There are some striking similarities between the behavior of some of MS-13 and the Islamic State. Like the Islamic State, the gangs primarily recruit young, unemployed males with few economic opportunities, both in person and through extensive social media outreach. The recruiters promise a life of purpose and a chance to be part of something larger than oneself. The gangs radicalize recruits with videos of savage violence and a quasi-religious call to arms against other gangs and “civilians,” as non-gang members are called. Beheadings, dismemberments by chainsaw and machetes, and savage tortures are posted to YouTube as a multipronged tool to recruit new members and show how powerless the state is to stop them. This brazen violence has shredded the fabrics of these societies in ways far deeper than the civil wars of the 1980s.
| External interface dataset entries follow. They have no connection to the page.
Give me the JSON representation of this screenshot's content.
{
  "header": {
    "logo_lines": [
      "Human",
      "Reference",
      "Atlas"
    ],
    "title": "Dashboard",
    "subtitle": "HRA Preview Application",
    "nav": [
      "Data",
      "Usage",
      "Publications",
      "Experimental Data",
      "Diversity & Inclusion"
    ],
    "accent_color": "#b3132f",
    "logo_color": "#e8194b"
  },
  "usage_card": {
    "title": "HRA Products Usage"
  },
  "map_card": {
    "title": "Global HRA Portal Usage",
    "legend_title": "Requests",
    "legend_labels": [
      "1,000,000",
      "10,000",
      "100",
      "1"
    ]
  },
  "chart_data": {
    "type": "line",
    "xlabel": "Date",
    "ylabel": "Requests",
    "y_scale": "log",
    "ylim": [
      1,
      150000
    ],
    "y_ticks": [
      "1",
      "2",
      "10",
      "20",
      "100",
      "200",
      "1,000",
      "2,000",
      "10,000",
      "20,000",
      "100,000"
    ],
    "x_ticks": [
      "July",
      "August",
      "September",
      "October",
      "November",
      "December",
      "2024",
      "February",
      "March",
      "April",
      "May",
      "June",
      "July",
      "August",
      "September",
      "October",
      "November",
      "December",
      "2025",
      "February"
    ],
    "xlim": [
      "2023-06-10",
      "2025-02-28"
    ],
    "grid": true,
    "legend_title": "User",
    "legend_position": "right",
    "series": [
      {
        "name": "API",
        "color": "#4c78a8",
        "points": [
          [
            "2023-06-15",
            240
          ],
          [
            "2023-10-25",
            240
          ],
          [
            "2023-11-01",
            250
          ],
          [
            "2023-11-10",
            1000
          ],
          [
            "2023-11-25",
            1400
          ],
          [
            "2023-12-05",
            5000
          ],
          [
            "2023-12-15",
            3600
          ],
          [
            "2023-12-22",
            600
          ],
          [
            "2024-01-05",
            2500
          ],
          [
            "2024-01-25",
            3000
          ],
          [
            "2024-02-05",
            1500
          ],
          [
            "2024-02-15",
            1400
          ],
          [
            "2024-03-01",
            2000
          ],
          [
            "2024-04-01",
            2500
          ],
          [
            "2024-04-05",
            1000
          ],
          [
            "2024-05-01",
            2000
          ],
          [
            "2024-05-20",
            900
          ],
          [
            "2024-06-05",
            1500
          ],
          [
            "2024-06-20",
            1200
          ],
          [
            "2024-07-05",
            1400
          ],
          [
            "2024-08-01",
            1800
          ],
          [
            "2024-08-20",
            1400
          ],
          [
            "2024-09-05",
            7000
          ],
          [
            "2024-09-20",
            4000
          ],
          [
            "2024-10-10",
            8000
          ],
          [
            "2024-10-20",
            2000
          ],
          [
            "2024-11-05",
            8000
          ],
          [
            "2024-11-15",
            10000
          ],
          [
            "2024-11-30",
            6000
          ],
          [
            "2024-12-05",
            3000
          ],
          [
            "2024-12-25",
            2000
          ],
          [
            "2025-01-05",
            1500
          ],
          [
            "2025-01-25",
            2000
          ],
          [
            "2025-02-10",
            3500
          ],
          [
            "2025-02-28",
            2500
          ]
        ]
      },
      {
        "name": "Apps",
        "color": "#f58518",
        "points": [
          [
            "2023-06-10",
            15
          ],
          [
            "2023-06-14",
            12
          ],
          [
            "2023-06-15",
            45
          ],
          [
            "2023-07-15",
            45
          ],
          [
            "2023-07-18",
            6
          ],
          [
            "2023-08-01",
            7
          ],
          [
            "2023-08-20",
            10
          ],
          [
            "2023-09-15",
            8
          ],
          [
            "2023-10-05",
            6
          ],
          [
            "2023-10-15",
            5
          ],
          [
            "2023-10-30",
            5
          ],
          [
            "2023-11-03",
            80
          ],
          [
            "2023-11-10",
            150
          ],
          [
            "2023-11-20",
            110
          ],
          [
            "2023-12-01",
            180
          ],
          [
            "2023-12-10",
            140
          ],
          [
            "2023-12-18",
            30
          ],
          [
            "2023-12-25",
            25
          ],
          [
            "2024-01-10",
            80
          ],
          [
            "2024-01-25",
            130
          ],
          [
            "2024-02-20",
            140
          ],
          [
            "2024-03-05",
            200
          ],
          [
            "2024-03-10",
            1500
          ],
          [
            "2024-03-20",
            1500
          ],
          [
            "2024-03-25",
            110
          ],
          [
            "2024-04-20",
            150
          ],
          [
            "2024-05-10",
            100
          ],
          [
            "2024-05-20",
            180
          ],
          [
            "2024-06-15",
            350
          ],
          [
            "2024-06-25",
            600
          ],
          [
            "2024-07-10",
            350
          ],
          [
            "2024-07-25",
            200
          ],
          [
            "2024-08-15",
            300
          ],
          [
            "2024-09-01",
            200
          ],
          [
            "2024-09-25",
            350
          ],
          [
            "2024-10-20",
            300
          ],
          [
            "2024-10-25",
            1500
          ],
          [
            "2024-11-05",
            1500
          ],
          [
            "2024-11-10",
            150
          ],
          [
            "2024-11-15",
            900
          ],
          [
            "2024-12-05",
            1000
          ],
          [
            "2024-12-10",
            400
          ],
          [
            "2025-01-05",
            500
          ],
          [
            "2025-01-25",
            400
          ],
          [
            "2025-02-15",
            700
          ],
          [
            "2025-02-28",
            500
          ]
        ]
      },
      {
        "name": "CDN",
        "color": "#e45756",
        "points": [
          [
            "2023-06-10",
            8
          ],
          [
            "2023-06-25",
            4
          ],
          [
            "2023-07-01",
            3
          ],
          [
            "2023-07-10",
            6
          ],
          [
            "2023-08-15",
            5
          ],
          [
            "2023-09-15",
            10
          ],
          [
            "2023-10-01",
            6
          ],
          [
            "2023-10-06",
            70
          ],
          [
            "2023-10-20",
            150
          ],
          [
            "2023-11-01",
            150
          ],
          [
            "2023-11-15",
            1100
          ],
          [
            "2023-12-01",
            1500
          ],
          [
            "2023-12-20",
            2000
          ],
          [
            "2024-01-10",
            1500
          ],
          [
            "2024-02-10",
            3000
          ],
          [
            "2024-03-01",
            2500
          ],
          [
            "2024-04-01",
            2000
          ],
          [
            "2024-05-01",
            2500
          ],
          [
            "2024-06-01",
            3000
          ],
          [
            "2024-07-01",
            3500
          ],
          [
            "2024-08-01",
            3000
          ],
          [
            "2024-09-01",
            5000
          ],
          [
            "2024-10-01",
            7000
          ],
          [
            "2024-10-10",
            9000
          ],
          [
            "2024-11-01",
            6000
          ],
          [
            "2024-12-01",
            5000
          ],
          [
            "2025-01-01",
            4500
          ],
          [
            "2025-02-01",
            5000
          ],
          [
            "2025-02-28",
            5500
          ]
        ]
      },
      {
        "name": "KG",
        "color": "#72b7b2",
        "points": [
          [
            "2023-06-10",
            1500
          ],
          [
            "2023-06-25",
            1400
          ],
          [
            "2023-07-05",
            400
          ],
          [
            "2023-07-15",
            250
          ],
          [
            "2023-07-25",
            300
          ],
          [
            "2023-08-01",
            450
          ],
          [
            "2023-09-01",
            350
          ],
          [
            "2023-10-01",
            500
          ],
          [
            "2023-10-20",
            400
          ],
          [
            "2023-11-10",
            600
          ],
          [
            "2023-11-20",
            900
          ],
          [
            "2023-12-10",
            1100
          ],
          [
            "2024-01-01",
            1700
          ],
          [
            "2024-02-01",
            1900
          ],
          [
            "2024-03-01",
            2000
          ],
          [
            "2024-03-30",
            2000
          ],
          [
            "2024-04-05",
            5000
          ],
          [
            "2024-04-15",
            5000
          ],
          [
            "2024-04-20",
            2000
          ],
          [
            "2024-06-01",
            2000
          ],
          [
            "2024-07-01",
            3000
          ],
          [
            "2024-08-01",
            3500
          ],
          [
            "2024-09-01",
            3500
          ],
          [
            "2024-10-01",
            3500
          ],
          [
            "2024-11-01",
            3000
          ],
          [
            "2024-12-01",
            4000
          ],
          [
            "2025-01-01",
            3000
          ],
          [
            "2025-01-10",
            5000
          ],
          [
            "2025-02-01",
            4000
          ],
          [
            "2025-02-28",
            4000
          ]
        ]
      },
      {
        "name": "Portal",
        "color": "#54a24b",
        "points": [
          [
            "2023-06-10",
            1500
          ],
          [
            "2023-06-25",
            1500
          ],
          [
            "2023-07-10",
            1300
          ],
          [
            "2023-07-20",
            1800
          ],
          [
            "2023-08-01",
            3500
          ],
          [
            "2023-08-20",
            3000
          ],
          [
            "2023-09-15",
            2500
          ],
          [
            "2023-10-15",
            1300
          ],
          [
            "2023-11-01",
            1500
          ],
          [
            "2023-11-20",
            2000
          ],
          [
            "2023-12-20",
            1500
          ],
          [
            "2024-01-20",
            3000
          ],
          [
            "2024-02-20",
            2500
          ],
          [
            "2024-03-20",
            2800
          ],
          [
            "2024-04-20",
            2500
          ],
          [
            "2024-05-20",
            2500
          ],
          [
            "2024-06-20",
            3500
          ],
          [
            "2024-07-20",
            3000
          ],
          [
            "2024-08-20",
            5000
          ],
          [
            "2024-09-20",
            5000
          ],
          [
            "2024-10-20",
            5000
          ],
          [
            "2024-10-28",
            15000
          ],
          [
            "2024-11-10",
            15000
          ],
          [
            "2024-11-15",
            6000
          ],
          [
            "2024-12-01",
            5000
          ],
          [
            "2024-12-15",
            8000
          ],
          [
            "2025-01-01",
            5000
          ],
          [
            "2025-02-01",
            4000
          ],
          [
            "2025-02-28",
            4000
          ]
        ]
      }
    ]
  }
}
Meanwhile, endemic police and governmental corruption only feeds the cycle of despair. It is no wonder so many thousands of families have been pushed to desperately entrust their children and their life’s savings to strangers in the hopes that at least these innocents can defy the long odds stacked against them and find a better life in the United States. Neither the Obama administration nor the Northern Triangle governments will likely be able to stem the exodus of those fleeing this new power configuration. We may well see an entire generation of Central Americans soon attempt to leave the countries of their birth.

Photo credit: Jose Cabezas/AFP/Getty Images